==== RECORDED DATA
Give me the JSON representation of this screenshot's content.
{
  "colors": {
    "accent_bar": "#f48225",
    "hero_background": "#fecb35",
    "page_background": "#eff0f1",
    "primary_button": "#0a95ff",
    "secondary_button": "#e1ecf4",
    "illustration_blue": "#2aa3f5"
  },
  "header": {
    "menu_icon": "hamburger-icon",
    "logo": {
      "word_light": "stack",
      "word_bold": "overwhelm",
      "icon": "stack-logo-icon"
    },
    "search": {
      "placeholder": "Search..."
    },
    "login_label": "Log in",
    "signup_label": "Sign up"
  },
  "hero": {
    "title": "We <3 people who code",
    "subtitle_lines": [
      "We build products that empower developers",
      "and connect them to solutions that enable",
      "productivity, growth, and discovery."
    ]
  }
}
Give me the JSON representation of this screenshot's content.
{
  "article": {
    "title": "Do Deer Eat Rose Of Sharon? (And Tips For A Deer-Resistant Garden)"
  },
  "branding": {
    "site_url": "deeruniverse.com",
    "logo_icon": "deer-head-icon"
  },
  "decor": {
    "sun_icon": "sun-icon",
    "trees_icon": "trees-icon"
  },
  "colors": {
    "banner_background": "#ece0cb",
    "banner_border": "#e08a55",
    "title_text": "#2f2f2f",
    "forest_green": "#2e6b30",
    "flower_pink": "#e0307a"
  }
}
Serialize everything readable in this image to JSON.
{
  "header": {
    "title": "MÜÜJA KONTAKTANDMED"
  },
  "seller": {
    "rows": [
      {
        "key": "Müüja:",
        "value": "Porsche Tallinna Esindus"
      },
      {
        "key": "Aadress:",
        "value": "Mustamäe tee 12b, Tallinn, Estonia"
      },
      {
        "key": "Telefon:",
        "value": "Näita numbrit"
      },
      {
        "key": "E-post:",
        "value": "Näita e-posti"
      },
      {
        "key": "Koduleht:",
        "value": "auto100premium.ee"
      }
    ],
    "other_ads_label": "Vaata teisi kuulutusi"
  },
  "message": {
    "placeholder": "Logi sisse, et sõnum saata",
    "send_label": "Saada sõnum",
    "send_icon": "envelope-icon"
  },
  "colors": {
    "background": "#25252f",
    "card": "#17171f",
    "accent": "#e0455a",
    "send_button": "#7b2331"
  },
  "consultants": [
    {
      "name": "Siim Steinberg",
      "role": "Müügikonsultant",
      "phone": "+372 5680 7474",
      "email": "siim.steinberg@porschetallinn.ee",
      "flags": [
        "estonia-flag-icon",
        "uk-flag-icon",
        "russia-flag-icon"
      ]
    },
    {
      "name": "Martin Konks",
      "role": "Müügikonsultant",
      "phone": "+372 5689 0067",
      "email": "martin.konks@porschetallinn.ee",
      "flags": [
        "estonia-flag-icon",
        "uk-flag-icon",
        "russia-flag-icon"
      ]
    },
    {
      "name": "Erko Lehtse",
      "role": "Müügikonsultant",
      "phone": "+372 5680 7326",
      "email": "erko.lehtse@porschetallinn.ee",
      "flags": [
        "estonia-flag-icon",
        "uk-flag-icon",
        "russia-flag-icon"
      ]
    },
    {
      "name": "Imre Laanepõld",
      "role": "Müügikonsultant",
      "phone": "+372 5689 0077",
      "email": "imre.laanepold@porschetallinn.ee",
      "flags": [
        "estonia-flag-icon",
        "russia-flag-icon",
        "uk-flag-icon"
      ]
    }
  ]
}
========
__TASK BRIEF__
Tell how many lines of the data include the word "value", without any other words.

__ANSWER TO THIS EXERCISE__
5